As horses get bigger, dogs get smaller.
Whisper the word quietly as the Funded finds selling their horse akin to selling a favourite family member into slavery and likely death. For this reason, whilst buying a horse is relatively easy and allows the tendency of Dalmatian plantation creation, selling is rather more tricky. The psychological impact and scars are clear, but the intricacies and practicalities of the sale merit detailed analysis.
WHY SELL? – why indeed.
- There comes a point in even the richest funded’s life when there are simply more stables than horses. This is a sustainable model during the summer when you can pretend that there is plenty of room, but as autumn and then winter draw in so the horrible realisation dawns that choices have to be made.
- Alternatively, a Funded’s herd built up to support a number of children becomes suddenly difficult to sustain as those children showing little appreciation of the damage they are causing have the temerity to grow up, leave home, lose interest AND fail to produce grandchildren sufficiently quickly to allow smooth transition and succession
- Money of course has never been a legitimate reason for the Funded to be asked to reduce their flock, and this will never be a genuine reason for sale.
To be continued
The art of dressage may appear to be a somewhat limp attempt at manly sport at first sight, with balletic terminology and bling obsessed accoutrements. And I guess it is a little less kamikaze than Eventing. However be under no illusions that the funded is safe (unless you really have spent a shed load on a bomb proof genius) in this activity. Horses and ponies are basically bonkers and regularly try to maim or murder those who spend their lives looking after them. Somewhat perverse but keep an eye on the following and keep a hotline to casualty. Never be taken in by –
“I’ll break it myself as no one else will understand it and they will only ruin it” brigade.
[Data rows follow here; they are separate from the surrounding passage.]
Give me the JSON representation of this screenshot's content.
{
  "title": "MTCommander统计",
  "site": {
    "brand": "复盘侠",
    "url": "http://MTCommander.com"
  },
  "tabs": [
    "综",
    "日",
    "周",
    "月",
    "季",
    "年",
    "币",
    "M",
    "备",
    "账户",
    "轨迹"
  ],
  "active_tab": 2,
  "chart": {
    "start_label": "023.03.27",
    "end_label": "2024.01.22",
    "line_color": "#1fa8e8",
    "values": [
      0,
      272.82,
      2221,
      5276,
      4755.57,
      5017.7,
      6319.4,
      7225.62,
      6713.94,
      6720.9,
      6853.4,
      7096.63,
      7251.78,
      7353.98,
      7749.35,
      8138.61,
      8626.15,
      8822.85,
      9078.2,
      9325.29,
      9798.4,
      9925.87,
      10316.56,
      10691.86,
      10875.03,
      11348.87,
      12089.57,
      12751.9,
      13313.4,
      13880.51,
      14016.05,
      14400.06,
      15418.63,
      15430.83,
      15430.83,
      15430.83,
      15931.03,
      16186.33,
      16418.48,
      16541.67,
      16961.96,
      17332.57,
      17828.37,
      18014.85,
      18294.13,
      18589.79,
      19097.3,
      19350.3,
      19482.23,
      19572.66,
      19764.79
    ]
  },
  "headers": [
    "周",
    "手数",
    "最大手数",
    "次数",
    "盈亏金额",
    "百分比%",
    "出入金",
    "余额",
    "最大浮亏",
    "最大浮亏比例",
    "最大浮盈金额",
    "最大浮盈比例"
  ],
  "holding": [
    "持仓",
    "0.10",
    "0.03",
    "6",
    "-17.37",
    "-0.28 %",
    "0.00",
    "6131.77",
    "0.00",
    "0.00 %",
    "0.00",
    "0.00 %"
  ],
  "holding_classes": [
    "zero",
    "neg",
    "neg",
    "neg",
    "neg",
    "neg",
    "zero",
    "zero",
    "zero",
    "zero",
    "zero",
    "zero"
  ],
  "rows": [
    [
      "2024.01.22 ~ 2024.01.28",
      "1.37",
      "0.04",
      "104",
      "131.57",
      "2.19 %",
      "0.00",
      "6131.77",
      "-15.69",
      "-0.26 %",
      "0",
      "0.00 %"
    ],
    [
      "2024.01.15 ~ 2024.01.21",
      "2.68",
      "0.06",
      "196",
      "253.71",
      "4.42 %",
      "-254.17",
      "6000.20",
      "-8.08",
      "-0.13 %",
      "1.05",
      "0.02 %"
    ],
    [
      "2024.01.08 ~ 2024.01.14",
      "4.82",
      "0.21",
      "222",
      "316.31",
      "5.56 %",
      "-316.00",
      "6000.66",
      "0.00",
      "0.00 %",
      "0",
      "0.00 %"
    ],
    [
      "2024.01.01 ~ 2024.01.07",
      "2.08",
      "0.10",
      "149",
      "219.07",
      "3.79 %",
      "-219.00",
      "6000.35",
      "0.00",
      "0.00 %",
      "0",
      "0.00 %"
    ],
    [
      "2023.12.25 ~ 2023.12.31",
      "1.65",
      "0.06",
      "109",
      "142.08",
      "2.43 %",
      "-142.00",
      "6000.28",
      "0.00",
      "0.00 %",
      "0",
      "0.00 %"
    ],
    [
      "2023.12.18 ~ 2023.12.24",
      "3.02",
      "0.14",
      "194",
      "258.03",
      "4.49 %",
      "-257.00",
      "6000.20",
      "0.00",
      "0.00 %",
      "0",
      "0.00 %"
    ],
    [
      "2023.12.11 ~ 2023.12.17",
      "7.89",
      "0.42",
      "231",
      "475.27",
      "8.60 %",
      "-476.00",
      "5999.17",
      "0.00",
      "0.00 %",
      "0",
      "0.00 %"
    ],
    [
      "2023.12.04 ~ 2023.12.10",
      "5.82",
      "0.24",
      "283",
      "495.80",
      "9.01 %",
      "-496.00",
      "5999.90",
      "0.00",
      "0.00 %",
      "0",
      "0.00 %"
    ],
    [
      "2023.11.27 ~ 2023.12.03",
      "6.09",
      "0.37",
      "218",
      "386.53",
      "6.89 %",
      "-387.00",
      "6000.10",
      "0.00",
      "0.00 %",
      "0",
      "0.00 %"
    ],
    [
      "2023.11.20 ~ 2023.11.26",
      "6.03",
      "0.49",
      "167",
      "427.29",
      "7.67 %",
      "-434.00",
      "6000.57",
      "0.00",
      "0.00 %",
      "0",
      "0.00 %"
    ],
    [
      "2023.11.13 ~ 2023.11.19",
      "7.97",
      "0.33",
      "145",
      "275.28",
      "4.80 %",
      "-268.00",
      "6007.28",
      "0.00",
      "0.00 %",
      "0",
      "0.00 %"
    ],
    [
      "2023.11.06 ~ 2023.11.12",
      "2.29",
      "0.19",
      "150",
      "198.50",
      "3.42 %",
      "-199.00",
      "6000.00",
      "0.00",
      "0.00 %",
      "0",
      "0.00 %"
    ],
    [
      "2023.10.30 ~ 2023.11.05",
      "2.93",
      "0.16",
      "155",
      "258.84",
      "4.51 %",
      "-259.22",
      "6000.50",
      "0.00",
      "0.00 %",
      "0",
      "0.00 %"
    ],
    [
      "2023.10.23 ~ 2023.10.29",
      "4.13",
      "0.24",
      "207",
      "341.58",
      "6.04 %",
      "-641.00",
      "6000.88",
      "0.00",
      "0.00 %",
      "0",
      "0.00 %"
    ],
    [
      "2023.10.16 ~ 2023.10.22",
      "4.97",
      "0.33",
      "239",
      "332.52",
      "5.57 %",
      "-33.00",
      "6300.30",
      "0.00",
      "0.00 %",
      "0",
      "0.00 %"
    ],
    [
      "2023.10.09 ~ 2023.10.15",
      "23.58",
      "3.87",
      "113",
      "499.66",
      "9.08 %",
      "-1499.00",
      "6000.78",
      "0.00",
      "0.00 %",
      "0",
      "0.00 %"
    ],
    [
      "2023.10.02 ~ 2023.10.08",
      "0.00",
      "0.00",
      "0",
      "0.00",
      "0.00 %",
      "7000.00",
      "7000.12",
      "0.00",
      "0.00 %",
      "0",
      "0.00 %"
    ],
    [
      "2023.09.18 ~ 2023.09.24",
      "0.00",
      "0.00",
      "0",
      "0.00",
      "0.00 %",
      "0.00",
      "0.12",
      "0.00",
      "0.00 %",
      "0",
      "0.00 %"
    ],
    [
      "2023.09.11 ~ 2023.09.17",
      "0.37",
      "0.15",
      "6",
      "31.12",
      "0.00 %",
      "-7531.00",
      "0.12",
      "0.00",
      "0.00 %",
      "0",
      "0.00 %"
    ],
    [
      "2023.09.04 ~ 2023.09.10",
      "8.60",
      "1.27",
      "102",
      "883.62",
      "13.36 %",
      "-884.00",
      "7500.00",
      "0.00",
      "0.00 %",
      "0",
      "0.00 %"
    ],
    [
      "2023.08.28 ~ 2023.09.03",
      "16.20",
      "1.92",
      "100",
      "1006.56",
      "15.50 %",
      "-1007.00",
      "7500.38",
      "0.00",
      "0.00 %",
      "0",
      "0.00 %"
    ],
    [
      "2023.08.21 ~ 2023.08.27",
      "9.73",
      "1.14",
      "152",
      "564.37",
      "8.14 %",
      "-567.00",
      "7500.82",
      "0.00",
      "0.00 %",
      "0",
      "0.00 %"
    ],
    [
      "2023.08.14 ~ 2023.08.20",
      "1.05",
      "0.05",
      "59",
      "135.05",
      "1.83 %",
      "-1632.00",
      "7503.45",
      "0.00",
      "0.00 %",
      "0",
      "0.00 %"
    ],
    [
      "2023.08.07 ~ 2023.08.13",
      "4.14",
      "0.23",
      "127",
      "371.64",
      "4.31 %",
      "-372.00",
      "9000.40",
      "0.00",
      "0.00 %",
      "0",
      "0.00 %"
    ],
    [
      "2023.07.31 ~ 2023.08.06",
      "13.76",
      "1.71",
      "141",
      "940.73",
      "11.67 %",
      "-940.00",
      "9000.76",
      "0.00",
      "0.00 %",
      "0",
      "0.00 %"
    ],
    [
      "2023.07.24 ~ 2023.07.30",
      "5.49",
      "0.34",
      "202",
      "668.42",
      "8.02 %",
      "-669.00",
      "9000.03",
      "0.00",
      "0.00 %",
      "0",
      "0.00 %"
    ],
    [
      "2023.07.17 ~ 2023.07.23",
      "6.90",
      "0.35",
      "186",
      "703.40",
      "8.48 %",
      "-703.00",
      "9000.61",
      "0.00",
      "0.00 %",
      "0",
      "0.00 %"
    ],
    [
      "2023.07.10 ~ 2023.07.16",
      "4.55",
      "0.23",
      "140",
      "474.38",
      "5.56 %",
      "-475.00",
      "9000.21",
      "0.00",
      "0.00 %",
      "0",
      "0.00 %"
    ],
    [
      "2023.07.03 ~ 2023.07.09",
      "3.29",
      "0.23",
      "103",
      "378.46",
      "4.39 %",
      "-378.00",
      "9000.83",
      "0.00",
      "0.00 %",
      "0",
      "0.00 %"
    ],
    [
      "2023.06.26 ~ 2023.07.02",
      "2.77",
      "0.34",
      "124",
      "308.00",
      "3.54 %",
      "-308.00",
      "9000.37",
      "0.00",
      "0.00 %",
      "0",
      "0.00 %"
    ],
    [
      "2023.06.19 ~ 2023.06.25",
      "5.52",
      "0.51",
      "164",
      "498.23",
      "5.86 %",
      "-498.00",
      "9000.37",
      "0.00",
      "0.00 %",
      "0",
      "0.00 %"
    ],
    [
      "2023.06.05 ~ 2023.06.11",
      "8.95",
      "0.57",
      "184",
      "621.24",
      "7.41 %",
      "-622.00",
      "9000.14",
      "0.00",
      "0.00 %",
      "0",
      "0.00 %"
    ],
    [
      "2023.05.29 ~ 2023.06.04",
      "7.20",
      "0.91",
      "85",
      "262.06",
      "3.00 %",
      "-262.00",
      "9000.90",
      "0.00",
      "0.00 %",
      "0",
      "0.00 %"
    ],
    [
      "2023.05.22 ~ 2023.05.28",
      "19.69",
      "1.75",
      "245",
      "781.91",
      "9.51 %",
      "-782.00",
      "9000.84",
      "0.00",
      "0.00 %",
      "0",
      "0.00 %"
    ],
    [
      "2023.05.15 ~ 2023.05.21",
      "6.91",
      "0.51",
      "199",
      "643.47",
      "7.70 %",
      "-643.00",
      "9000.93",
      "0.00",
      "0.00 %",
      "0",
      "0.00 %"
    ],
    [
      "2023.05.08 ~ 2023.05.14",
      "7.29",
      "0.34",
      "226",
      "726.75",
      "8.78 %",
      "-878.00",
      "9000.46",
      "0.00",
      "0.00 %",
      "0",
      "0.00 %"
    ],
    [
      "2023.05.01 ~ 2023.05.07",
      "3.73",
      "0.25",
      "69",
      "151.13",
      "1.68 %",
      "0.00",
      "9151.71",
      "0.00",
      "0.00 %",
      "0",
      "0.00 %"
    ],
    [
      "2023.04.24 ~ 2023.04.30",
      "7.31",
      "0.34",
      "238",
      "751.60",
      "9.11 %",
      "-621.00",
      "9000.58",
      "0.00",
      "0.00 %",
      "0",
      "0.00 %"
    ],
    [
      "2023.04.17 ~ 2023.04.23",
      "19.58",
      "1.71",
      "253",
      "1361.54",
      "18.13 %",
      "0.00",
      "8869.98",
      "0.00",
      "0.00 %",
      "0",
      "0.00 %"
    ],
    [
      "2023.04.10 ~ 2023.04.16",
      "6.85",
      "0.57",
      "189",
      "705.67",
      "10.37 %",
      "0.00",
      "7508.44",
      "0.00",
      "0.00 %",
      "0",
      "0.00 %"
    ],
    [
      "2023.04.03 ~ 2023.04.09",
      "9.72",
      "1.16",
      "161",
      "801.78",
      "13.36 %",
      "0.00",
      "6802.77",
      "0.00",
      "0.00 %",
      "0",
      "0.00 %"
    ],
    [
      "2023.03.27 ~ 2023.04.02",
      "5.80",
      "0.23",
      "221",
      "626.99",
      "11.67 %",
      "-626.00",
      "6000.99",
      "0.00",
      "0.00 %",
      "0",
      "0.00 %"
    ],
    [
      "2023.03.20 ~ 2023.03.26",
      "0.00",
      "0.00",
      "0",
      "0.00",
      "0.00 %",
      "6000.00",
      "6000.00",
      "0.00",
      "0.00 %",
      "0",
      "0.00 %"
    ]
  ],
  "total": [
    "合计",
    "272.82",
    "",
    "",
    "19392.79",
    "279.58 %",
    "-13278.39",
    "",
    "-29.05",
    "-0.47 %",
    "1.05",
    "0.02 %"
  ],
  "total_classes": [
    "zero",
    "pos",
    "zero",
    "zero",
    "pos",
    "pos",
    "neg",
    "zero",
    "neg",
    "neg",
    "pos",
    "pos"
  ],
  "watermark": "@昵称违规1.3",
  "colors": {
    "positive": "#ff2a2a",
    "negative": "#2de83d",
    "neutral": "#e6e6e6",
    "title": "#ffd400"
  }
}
This guarantees urgent calls at work from hospital or returning home to a regular stoic denial of pain as bruises break our following a buck/fall/kick. Funder should fork out for third party help.
“Stallions are so much more supple/active” – all the better to bite you and kick you (and anyone else in the vicinity). Funder should snip quick.
“Some of my best talent and sweetest stock have been chestnut mares”. Funder should remember that when the mare in question is standing stock still at a regional competition with her head to the heavens refusing to move and with torn tendons on the forearms, and embarrassed competitor spitting “good girl” out of the corner of her mouth.
“Shetlands are nice” – not technically a dressage point – but a lie all the same you must know as your funded gets dragged under a branch just high enough for the pony to get under and amply low enough to knock the head off the rider.
So basically you are paying loads of cash to hospitalise your family.
I put these 4 together, though they would never be seen in the same company til hell froze over. Each at some stage performs an invaluable function. The truth is that horses are so horribly designed that there is almost always something impenetrably wrong with them which means that desperation breeds a multiplicity of remedy and longed for comfort. Truth is that each occasionally work and so each keep a loyal following.